*** Opening of RECORDED DATA ***
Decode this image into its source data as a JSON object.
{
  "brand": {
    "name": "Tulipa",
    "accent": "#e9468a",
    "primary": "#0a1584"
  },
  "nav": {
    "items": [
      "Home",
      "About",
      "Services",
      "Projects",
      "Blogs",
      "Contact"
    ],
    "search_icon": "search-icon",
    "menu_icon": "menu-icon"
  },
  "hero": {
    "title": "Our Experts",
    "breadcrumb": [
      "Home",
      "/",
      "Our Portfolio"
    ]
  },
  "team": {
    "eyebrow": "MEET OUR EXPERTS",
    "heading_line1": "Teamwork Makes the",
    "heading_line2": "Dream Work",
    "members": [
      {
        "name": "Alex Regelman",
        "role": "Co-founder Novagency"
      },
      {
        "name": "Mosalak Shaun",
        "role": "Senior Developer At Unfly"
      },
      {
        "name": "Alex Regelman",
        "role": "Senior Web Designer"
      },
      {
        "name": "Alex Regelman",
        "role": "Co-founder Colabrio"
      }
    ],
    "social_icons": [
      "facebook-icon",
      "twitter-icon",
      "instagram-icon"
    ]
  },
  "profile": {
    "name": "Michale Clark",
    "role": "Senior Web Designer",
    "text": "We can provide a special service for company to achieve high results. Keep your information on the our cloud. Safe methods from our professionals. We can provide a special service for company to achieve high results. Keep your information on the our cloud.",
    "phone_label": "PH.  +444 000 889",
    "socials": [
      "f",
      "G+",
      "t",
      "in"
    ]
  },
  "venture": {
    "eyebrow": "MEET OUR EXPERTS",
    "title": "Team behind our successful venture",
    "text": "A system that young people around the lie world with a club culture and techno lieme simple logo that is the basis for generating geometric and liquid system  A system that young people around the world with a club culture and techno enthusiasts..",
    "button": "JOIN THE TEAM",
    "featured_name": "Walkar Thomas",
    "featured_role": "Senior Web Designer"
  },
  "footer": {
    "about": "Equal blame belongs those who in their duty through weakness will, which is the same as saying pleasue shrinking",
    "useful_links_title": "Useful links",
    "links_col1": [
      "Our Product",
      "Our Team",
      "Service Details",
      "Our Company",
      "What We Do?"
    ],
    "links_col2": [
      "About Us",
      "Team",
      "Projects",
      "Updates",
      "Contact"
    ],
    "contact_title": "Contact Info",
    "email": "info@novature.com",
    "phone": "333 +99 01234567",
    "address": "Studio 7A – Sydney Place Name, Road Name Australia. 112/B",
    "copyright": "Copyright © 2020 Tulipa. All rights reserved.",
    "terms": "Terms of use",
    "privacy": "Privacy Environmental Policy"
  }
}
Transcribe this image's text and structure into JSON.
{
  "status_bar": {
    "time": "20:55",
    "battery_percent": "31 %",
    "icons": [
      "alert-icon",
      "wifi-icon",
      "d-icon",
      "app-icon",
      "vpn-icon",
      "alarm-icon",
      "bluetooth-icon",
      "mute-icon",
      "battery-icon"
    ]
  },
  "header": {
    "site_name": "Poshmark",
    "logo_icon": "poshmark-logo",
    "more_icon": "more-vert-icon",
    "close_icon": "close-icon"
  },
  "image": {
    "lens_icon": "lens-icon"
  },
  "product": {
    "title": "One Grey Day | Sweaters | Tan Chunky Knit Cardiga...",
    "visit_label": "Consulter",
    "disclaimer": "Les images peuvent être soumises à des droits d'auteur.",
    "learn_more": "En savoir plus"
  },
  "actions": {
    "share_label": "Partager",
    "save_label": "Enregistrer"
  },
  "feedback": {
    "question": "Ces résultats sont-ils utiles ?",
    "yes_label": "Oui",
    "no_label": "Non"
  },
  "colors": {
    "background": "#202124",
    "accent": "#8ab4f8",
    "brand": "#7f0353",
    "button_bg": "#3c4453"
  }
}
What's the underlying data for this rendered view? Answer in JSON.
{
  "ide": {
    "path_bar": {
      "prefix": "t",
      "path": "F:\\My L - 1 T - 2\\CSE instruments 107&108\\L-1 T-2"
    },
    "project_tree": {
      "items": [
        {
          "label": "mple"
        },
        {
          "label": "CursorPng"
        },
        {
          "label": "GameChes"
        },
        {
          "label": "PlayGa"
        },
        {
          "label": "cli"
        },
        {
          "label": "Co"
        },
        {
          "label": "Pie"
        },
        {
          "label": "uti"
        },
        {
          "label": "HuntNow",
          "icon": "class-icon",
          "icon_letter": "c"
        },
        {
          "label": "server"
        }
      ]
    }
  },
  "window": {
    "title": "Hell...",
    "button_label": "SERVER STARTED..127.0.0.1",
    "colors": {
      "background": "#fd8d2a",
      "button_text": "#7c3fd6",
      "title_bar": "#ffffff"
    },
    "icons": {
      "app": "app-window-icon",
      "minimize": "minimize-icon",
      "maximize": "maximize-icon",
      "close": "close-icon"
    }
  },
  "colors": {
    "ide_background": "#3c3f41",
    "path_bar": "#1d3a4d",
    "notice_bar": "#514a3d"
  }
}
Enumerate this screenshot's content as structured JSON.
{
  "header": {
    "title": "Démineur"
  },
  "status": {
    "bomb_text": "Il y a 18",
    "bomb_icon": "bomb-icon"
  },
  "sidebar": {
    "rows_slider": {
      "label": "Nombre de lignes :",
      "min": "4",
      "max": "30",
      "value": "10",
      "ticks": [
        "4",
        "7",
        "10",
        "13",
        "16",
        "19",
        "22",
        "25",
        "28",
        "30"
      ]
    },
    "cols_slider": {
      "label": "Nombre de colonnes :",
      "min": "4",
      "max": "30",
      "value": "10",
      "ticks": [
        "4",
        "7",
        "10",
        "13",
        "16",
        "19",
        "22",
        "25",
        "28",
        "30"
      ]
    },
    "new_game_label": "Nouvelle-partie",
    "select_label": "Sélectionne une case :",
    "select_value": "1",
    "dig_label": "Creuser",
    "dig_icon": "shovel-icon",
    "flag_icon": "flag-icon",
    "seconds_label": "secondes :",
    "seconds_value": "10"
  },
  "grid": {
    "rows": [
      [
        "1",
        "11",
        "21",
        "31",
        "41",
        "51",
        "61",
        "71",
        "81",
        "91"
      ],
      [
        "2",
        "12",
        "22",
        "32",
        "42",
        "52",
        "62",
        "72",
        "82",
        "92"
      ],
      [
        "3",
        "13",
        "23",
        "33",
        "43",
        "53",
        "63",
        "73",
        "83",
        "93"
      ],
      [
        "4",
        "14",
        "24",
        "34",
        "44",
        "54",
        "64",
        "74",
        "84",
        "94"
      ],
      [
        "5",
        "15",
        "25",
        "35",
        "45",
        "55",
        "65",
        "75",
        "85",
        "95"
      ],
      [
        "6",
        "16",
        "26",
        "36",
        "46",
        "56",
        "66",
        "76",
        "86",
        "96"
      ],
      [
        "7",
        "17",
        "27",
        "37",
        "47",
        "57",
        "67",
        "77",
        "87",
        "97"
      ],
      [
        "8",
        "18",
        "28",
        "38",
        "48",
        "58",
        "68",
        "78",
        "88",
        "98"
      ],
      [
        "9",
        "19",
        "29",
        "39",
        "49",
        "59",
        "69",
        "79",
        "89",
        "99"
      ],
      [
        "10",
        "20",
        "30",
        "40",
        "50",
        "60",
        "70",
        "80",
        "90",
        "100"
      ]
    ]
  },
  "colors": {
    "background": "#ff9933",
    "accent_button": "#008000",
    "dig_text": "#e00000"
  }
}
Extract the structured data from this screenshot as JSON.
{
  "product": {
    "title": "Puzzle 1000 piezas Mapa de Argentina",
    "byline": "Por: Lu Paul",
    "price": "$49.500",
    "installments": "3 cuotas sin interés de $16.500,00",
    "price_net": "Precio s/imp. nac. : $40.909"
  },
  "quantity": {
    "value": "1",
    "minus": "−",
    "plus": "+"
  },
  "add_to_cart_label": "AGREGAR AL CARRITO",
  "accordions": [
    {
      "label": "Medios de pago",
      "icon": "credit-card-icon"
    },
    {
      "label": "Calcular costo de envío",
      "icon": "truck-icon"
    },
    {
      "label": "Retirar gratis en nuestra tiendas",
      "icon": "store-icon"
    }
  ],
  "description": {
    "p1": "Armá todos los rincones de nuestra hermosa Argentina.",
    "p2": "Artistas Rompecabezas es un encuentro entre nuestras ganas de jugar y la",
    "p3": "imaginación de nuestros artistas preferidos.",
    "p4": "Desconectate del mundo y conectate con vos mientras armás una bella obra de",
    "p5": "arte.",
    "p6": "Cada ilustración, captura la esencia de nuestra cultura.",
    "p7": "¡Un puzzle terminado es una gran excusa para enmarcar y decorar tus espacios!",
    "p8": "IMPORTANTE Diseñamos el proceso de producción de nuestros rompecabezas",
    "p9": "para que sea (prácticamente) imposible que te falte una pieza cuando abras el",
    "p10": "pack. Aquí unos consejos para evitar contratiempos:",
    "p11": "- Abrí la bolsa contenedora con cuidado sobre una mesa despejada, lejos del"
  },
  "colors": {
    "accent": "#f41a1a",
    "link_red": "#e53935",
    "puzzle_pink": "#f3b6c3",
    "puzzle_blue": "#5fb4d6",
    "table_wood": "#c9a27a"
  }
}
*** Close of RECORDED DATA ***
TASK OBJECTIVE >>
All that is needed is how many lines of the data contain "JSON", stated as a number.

TASK OUTPUT >>
5